Until recently, the scope of alcohol’s impact on the workforce has not been well-studied or well-understood. However, a recent study revealed that heavy drinking accounts for over 232 million missed work days every year.
Using survey data from about 110,000 U.S. adults, researchers found that respondents who regularly abused alcohol reported missing an average of 32 work days annually, compared to those who didn’t drink (13 days). The reasons for missing work (also referred to as absenteeism) ranged from illness and injury to simply skipping. Alcohol-related absenteeism was most common among men, younger workers, White and Hispanic respondents and those with lower incomes. Additionally, nine percent of respondents – about 11 million full-time workers – met the diagnostic criteria for alcohol use disorder (AUD), which is defined as chronic uncontrollable drinking and preoccupation with alcohol despite its adverse effects.
“Alcohol use disorder is a major problem in the United States and a big problem in many workplaces, where it contributes to a significant number of workdays missed,” said the study’s senior investigator Laura J. Beirut. “The problem likely has worsened during the pandemic, and we need to try to do more to ensure that people can get the help they need to deal with alcohol use disorder. The new data also point to an economic incentive for employers and policymakers to address the issue.”

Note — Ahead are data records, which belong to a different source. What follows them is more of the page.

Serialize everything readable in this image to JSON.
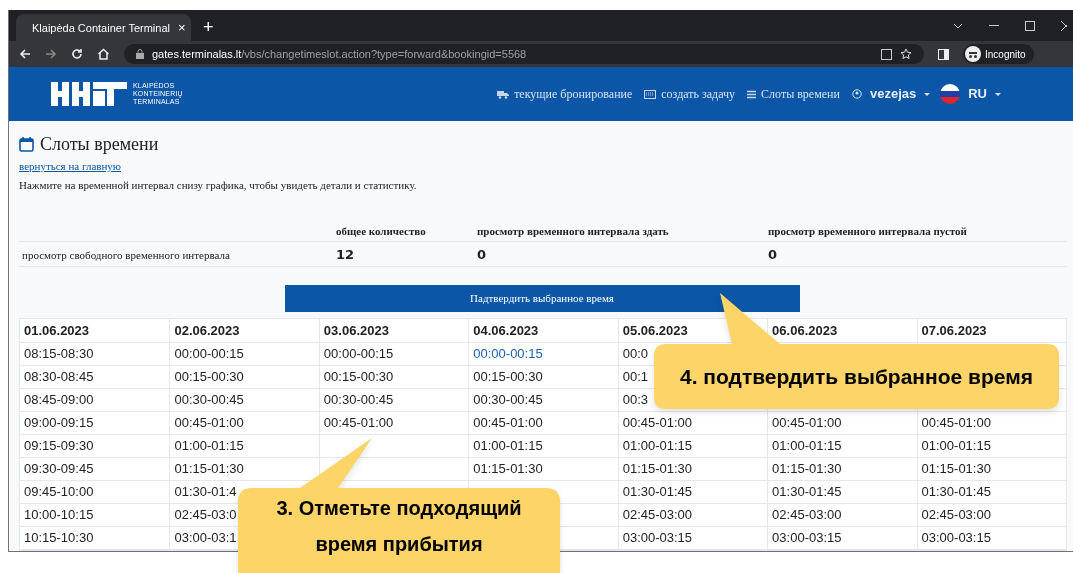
{
  "browser": {
    "tab_title": "Klaipėda Container Terminal",
    "tab_close": "×",
    "new_tab": "+",
    "url_host": "gates.terminalas.lt",
    "url_path": "/vbs/changetimeslot.action?type=forward&bookingid=5568",
    "profile": "Incognito"
  },
  "header": {
    "logo_lines": [
      "KLAIPĖDOS",
      "KONTEINERIŲ",
      "TERMINALAS"
    ],
    "nav": [
      {
        "kind": "truck",
        "label": "текущие бронирование"
      },
      {
        "kind": "keyboard",
        "label": "создать задачу"
      },
      {
        "kind": "list",
        "label": "Слоты времени"
      }
    ],
    "user": "vezejas",
    "language": "RU"
  },
  "page": {
    "title": "Слоты времени",
    "back_link": "вернуться на главную",
    "hint": "Нажмите на временной интервал снизу графика, чтобы увидеть детали и статистику.",
    "stats": {
      "columns": [
        "общее количество",
        "просмотр временного интервала здать",
        "просмотр временного интервала пустой"
      ],
      "row_label": "просмотр свободного временного интервала",
      "values": [
        "12",
        "0",
        "0"
      ]
    },
    "confirm_button": "Падтвердить выбранное время",
    "slots": {
      "dates": [
        "01.06.2023",
        "02.06.2023",
        "03.06.2023",
        "04.06.2023",
        "05.06.2023",
        "06.06.2023",
        "07.06.2023"
      ],
      "rows": [
        [
          {
            "text": "08:15-08:30",
            "selected": false
          },
          {
            "text": "00:00-00:15",
            "selected": false
          },
          {
            "text": "00:00-00:15",
            "selected": false
          },
          {
            "text": "00:00-00:15",
            "selected": true
          },
          {
            "text": "00:0",
            "selected": false
          },
          null,
          null
        ],
        [
          {
            "text": "08:30-08:45",
            "selected": false
          },
          {
            "text": "00:15-00:30",
            "selected": false
          },
          {
            "text": "00:15-00:30",
            "selected": false
          },
          {
            "text": "00:15-00:30",
            "selected": false
          },
          {
            "text": "00:1",
            "selected": false
          },
          null,
          null
        ],
        [
          {
            "text": "08:45-09:00",
            "selected": false
          },
          {
            "text": "00:30-00:45",
            "selected": false
          },
          {
            "text": "00:30-00:45",
            "selected": false
          },
          {
            "text": "00:30-00:45",
            "selected": false
          },
          {
            "text": "00:3",
            "selected": false
          },
          null,
          null
        ],
        [
          {
            "text": "09:00-09:15",
            "selected": false
          },
          {
            "text": "00:45-01:00",
            "selected": false
          },
          {
            "text": "00:45-01:00",
            "selected": false
          },
          {
            "text": "00:45-01:00",
            "selected": false
          },
          {
            "text": "00:45-01:00",
            "selected": false
          },
          {
            "text": "00:45-01:00",
            "selected": false
          },
          {
            "text": "00:45-01:00",
            "selected": false
          }
        ],
        [
          {
            "text": "09:15-09:30",
            "selected": false
          },
          {
            "text": "01:00-01:15",
            "selected": false
          },
          null,
          {
            "text": "01:00-01:15",
            "selected": false
          },
          {
            "text": "01:00-01:15",
            "selected": false
          },
          {
            "text": "01:00-01:15",
            "selected": false
          },
          {
            "text": "01:00-01:15",
            "selected": false
          }
        ],
        [
          {
            "text": "09:30-09:45",
            "selected": false
          },
          {
            "text": "01:15-01:30",
            "selected": false
          },
          null,
          {
            "text": "01:15-01:30",
            "selected": false
          },
          {
            "text": "01:15-01:30",
            "selected": false
          },
          {
            "text": "01:15-01:30",
            "selected": false
          },
          {
            "text": "01:15-01:30",
            "selected": false
          }
        ],
        [
          {
            "text": "09:45-10:00",
            "selected": false
          },
          {
            "text": "01:30-01:4",
            "selected": false
          },
          null,
          null,
          {
            "text": "01:30-01:45",
            "selected": false
          },
          {
            "text": "01:30-01:45",
            "selected": false
          },
          {
            "text": "01:30-01:45",
            "selected": false
          }
        ],
        [
          {
            "text": "10:00-10:15",
            "selected": false
          },
          {
            "text": "02:45-03:0",
            "selected": false
          },
          null,
          null,
          {
            "text": "02:45-03:00",
            "selected": false
          },
          {
            "text": "02:45-03:00",
            "selected": false
          },
          {
            "text": "02:45-03:00",
            "selected": false
          }
        ],
        [
          {
            "text": "10:15-10:30",
            "selected": false
          },
          {
            "text": "03:00-03:1",
            "selected": false
          },
          null,
          null,
          {
            "text": "03:00-03:15",
            "selected": false
          },
          {
            "text": "03:00-03:15",
            "selected": false
          },
          {
            "text": "03:00-03:15",
            "selected": false
          }
        ]
      ]
    }
  },
  "callouts": [
    {
      "lines": [
        "3. Отметьте подходящий",
        "время прибытия"
      ]
    },
    {
      "lines": [
        "4. подтвердить выбранное время"
      ]
    }
  ]
}
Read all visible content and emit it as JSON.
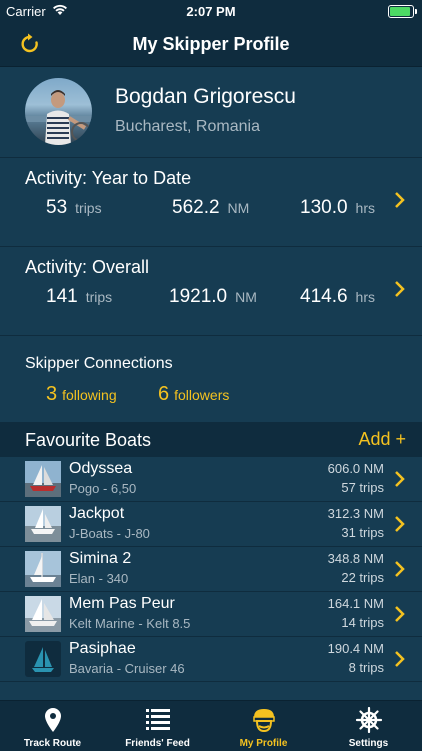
{
  "status_bar": {
    "carrier": "Carrier",
    "time": "2:07 PM"
  },
  "nav": {
    "title": "My Skipper Profile",
    "refresh_icon": "refresh-icon"
  },
  "profile": {
    "name": "Bogdan Grigorescu",
    "location": "Bucharest, Romania"
  },
  "activity_ytd": {
    "title": "Activity: Year to Date",
    "trips": "53",
    "trips_unit": "trips",
    "distance": "562.2",
    "distance_unit": "NM",
    "hours": "130.0",
    "hours_unit": "hrs"
  },
  "activity_overall": {
    "title": "Activity: Overall",
    "trips": "141",
    "trips_unit": "trips",
    "distance": "1921.0",
    "distance_unit": "NM",
    "hours": "414.6",
    "hours_unit": "hrs"
  },
  "connections": {
    "title": "Skipper Connections",
    "following_count": "3",
    "following_label": "following",
    "followers_count": "6",
    "followers_label": "followers"
  },
  "boats": {
    "title": "Favourite Boats",
    "add_label": "Add +",
    "items": [
      {
        "name": "Odyssea",
        "model": "Pogo - 6,50",
        "distance": "606.0 NM",
        "trips": "57 trips"
      },
      {
        "name": "Jackpot",
        "model": "J-Boats - J-80",
        "distance": "312.3 NM",
        "trips": "31 trips"
      },
      {
        "name": "Simina 2",
        "model": "Elan - 340",
        "distance": "348.8 NM",
        "trips": "22 trips"
      },
      {
        "name": "Mem Pas Peur",
        "model": "Kelt Marine - Kelt 8.5",
        "distance": "164.1 NM",
        "trips": "14 trips"
      },
      {
        "name": "Pasiphae",
        "model": "Bavaria - Cruiser 46",
        "distance": "190.4 NM",
        "trips": "8 trips"
      }
    ]
  },
  "tabs": [
    {
      "label": "Track Route",
      "icon": "location-pin-icon"
    },
    {
      "label": "Friends' Feed",
      "icon": "list-icon"
    },
    {
      "label": "My Profile",
      "icon": "skipper-cap-icon",
      "active": true
    },
    {
      "label": "Settings",
      "icon": "ship-wheel-icon"
    }
  ],
  "colors": {
    "background": "#163c52",
    "bar": "#0f2c3e",
    "accent": "#f4c220",
    "secondary_text": "#a9b8c2"
  }
}
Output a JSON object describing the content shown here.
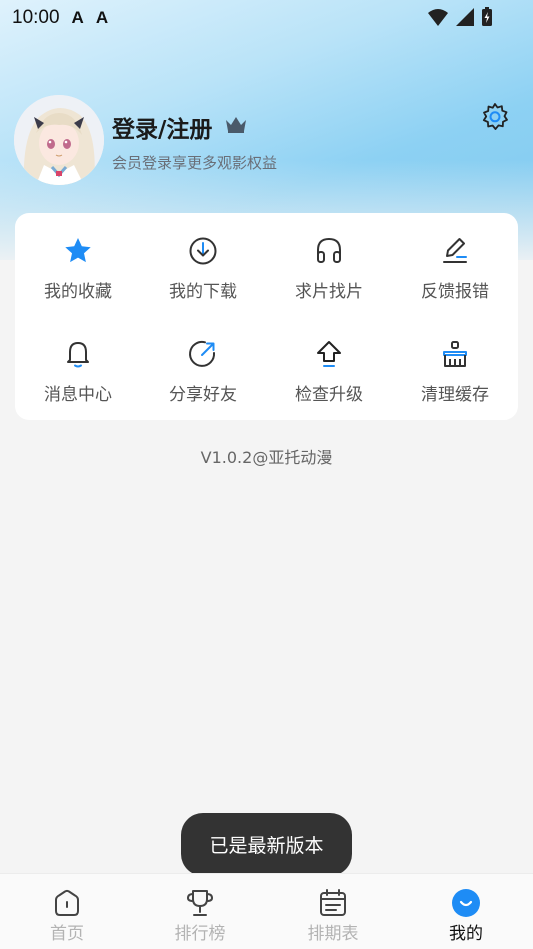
{
  "status_bar": {
    "time": "10:00",
    "notif1": "A",
    "notif2": "A"
  },
  "profile": {
    "title": "登录/注册",
    "subtitle": "会员登录享更多观影权益"
  },
  "menu": {
    "items": [
      {
        "label": "我的收藏",
        "icon": "star-icon"
      },
      {
        "label": "我的下载",
        "icon": "download-icon"
      },
      {
        "label": "求片找片",
        "icon": "headphones-icon"
      },
      {
        "label": "反馈报错",
        "icon": "edit-icon"
      },
      {
        "label": "消息中心",
        "icon": "bell-icon"
      },
      {
        "label": "分享好友",
        "icon": "share-icon"
      },
      {
        "label": "检查升级",
        "icon": "upgrade-icon"
      },
      {
        "label": "清理缓存",
        "icon": "broom-icon"
      }
    ]
  },
  "version": "V1.0.2@亚托动漫",
  "toast": "已是最新版本",
  "tabs": [
    {
      "label": "首页",
      "icon": "home-icon",
      "active": false
    },
    {
      "label": "排行榜",
      "icon": "trophy-icon",
      "active": false
    },
    {
      "label": "排期表",
      "icon": "calendar-icon",
      "active": false
    },
    {
      "label": "我的",
      "icon": "profile-icon",
      "active": true
    }
  ],
  "colors": {
    "accent": "#1e8cf5",
    "toast_bg": "#333333",
    "header_blue": "#7fc9f0"
  }
}
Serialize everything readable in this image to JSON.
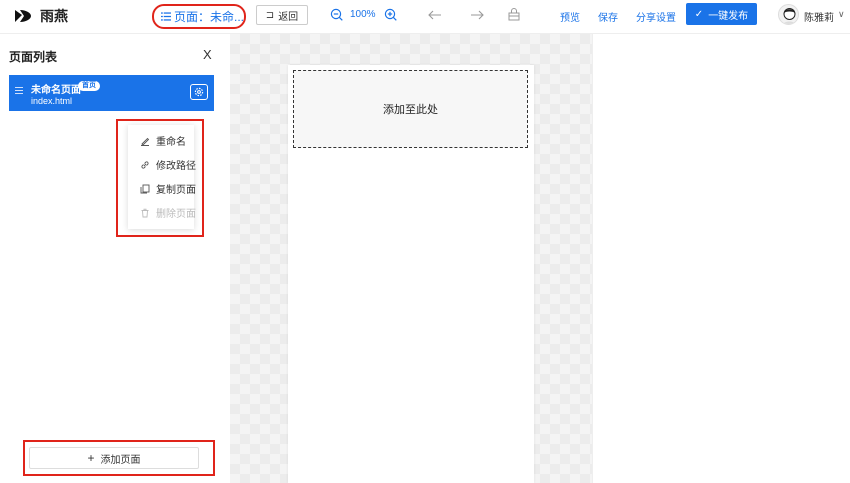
{
  "app": {
    "name": "雨燕"
  },
  "toolbar": {
    "page_select": "页面：未命...",
    "back_label": "返回",
    "zoom": "100%",
    "preview": "预览",
    "save": "保存",
    "share_settings": "分享设置",
    "publish": "一键发布"
  },
  "user": {
    "name": "陈雅莉"
  },
  "panel": {
    "title": "页面列表",
    "close": "X",
    "page": {
      "name": "未命名页面",
      "badge": "首页",
      "path": "index.html"
    },
    "context_menu": [
      {
        "label": "重命名",
        "icon": "pencil-icon",
        "disabled": false
      },
      {
        "label": "修改路径",
        "icon": "link-icon",
        "disabled": false
      },
      {
        "label": "复制页面",
        "icon": "copy-icon",
        "disabled": false
      },
      {
        "label": "删除页面",
        "icon": "trash-icon",
        "disabled": true
      }
    ],
    "add_page": "添加页面"
  },
  "canvas": {
    "drop_hint": "添加至此处"
  },
  "colors": {
    "accent": "#1a73e8",
    "highlight": "#e0241a"
  }
}
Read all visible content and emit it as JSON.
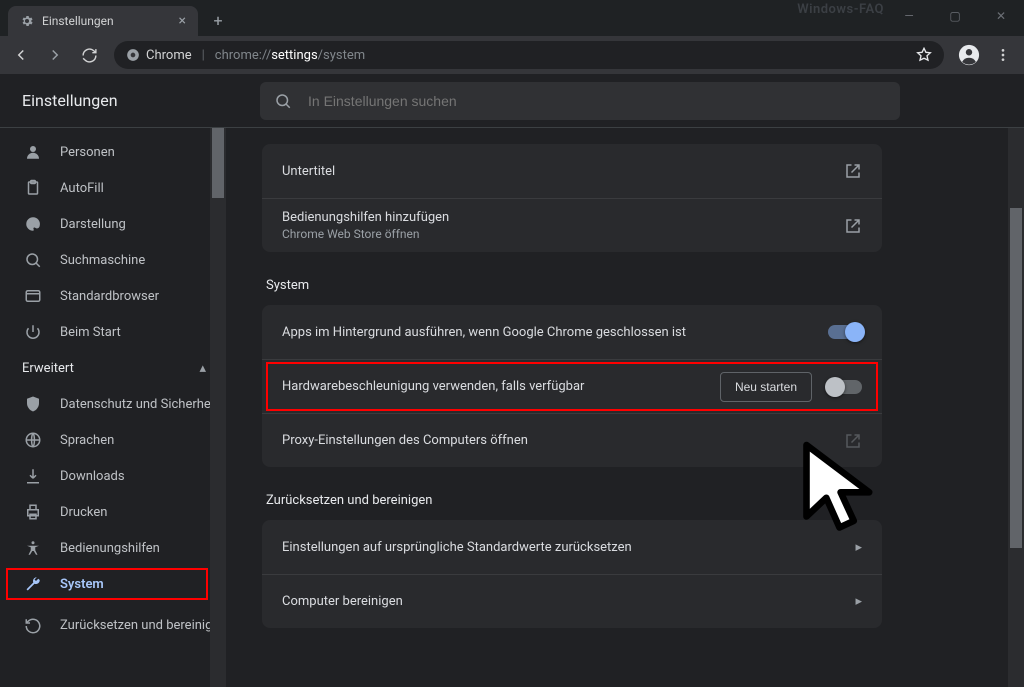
{
  "window": {
    "watermark": "Windows-FAQ"
  },
  "tab": {
    "title": "Einstellungen"
  },
  "omnibox": {
    "secure_label": "Chrome",
    "url_prefix": "chrome://",
    "url_bold": "settings",
    "url_suffix": "/system"
  },
  "page": {
    "title": "Einstellungen",
    "search_placeholder": "In Einstellungen suchen"
  },
  "sidebar": {
    "items": [
      {
        "label": "Personen"
      },
      {
        "label": "AutoFill"
      },
      {
        "label": "Darstellung"
      },
      {
        "label": "Suchmaschine"
      },
      {
        "label": "Standardbrowser"
      },
      {
        "label": "Beim Start"
      }
    ],
    "advanced_label": "Erweitert",
    "adv_items": [
      {
        "label": "Datenschutz und Sicherheit"
      },
      {
        "label": "Sprachen"
      },
      {
        "label": "Downloads"
      },
      {
        "label": "Drucken"
      },
      {
        "label": "Bedienungshilfen"
      },
      {
        "label": "System"
      },
      {
        "label": "Zurücksetzen und bereinigen"
      }
    ]
  },
  "groups": {
    "prev": {
      "untertitel": "Untertitel",
      "add_a11y_title": "Bedienungshilfen hinzufügen",
      "add_a11y_sub": "Chrome Web Store öffnen"
    },
    "system": {
      "title": "System",
      "background": "Apps im Hintergrund ausführen, wenn Google Chrome geschlossen ist",
      "hw": "Hardwarebeschleunigung verwenden, falls verfügbar",
      "restart": "Neu starten",
      "proxy": "Proxy-Einstellungen des Computers öffnen"
    },
    "reset": {
      "title": "Zurücksetzen und bereinigen",
      "defaults": "Einstellungen auf ursprüngliche Standardwerte zurücksetzen",
      "cleanup": "Computer bereinigen"
    }
  }
}
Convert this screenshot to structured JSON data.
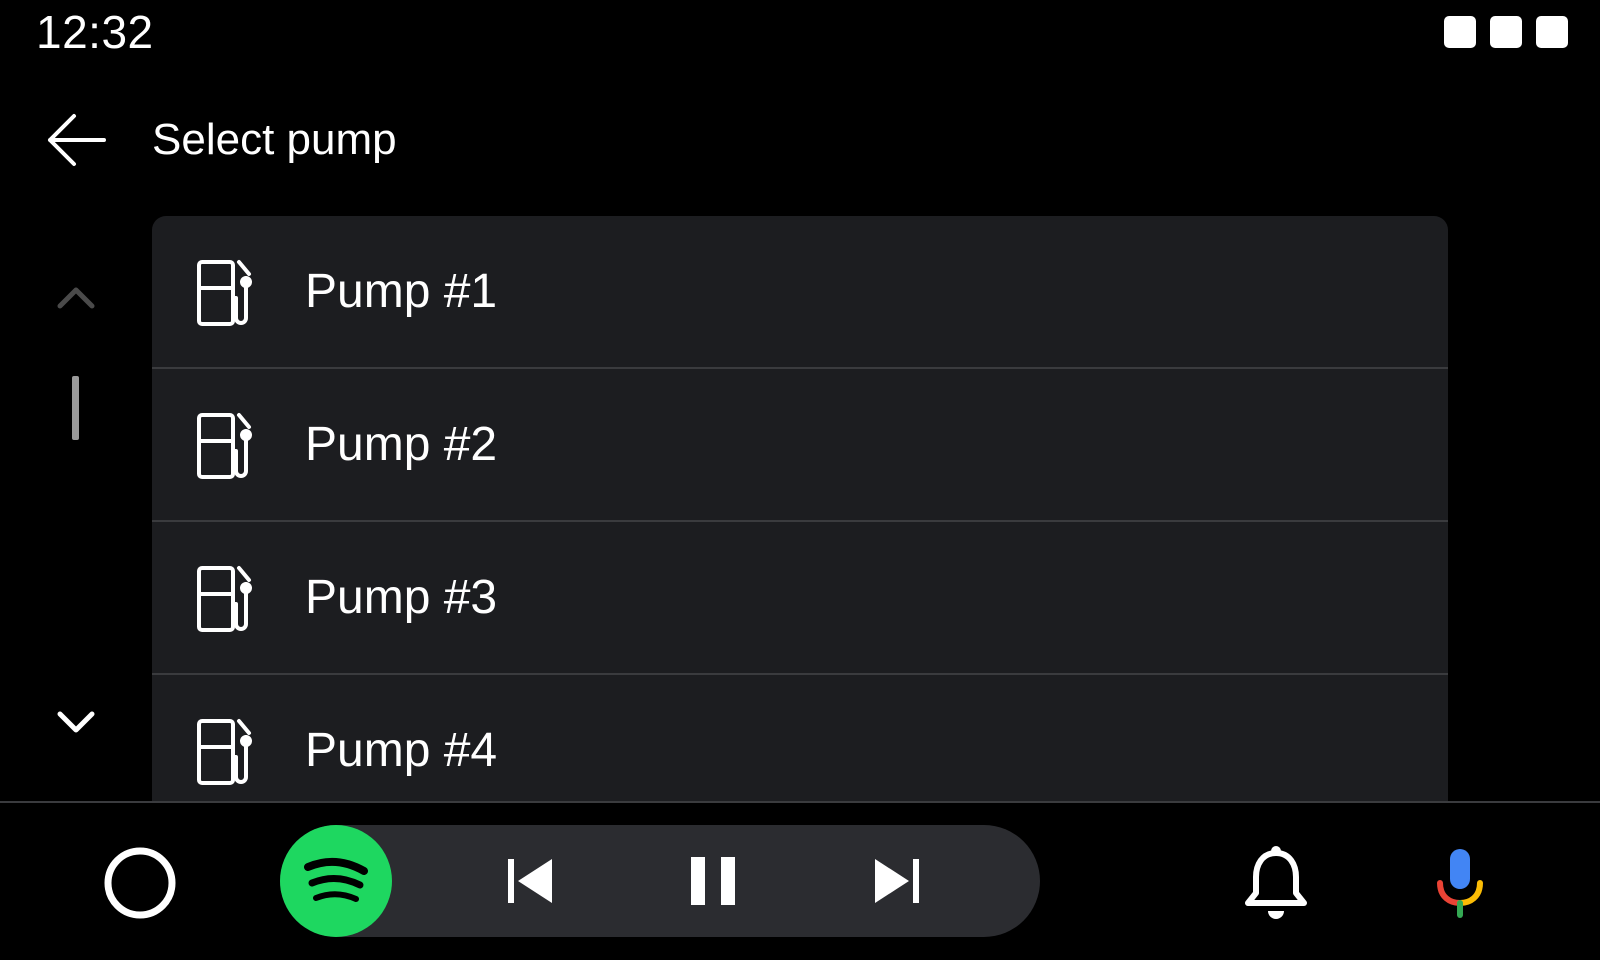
{
  "status_bar": {
    "time": "12:32",
    "icons": [
      "status-indicator-icon",
      "status-indicator-icon",
      "status-indicator-icon"
    ]
  },
  "header": {
    "back_icon": "arrow-back-icon",
    "title": "Select pump"
  },
  "scroll": {
    "up_icon": "chevron-up-icon",
    "down_icon": "chevron-down-icon"
  },
  "list": {
    "items": [
      {
        "label": "Pump #1",
        "icon": "gas-pump-icon"
      },
      {
        "label": "Pump #2",
        "icon": "gas-pump-icon"
      },
      {
        "label": "Pump #3",
        "icon": "gas-pump-icon"
      },
      {
        "label": "Pump #4",
        "icon": "gas-pump-icon"
      }
    ]
  },
  "bottom_nav": {
    "home_icon": "home-circle-icon",
    "media": {
      "app_icon": "spotify-icon",
      "app_color": "#1ED760",
      "controls": [
        "skip-previous-icon",
        "pause-icon",
        "skip-next-icon"
      ],
      "state": "playing"
    },
    "notifications_icon": "bell-icon",
    "assistant_icon": "microphone-icon"
  },
  "colors": {
    "background": "#000000",
    "list_background": "#1C1D20",
    "divider": "#3A3B3E",
    "media_pill": "#2B2C30",
    "scroll_thumb": "#9A9A9A",
    "text": "#FFFFFF"
  }
}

Absenteeism is three to eight times greater among people who abuse alcohol. However, absenteeism is not the only problem associated with heavy alcohol use. Those who abuse alcohol also have higher incidences of presenteeism, which is defined as being on the job but not performing at full capacity due to illness or injury. More importantly, presenteeism comes with an increased risk for workplace injury. On-the-job incidents caused by inebriation or hangovers are five times more likely to result in an injury. This is likely due to alcohol’s adverse effects on mental function, such as decreased pattern recognition, reasoning, detection of auditory and visual stimuli, ability to divide attention, time estimation, hazard perception, coordination and general reaction time.
The Employer’s Role in Addressing Alcohol Use Disorder
Since full-time workers spend around eight hours a day at work, an employer could be among the first to recognize absenteeism, presenteeism or other behaviors related to substance abuse. Typically, employees who miss a lot of work are at risk for losing their jobs, but instead of firing them, employers can intervene and take action to assist with their recovery.
It’s not a supervisor’s responsibility to diagnose AUD or any other substance use disorder. However, it is their job to keep jobsites safe. Supervisors can learn to identify the warning signs and responsibly address any performance or conduct problems. They can also provide available resources and support a workplace culture that expresses care and concern for workers’ health and safety.
Some of the warning signs that a worker may be struggling with AUD include:
- Excessive unexplained absences or tardiness
- Patterns of absence, such as the day after payday or on Mondays or Fridays
- Long periods of absence from a workstation
- Coming back late from breaks
- Careless or sloppy work
- Strained relationships with coworkers
- Smelling of alcohol
- Appearing impaired or unsteady
- Mood and behavior changes
- Excessive use of mouthwash or breath mints to disguise alcohol odor
Possible next steps:
- If there is an immediate concern someone is under the influence of alcohol on the job, remove them right away. Do not let them drive themselves home.
- Supervisor consultation: A supervisor can meet privately with an employee to discuss their concerns based on specific behavior they’ve noticed. Be prepared with resources such as contact info for an Employee Assistance Program (EAP) or resources available through the local health and welfare fund. Involve the Local Union during this process.
- Education on a jobsite: Promote open communication around alcohol. Check out LHSFNA publications on alcohol for available resources.
Alcohol is the single most used and abused drug in America. There are many reasons people drink: to celebrate, to relax or to ease social pressure, for example. But more and more evidence suggests that as little as one drink a day can be detrimental to health and can impact work performance. While moderate alcohol consumption is unlikely to affect day-to-day responsibilities, people who find themselves repeatedly calling out or feeling unable to work after a night of drinking may want to evaluate their relationship with alcohol. Employers who notice this behavior in an employee should be prepared to responsibly address the issue.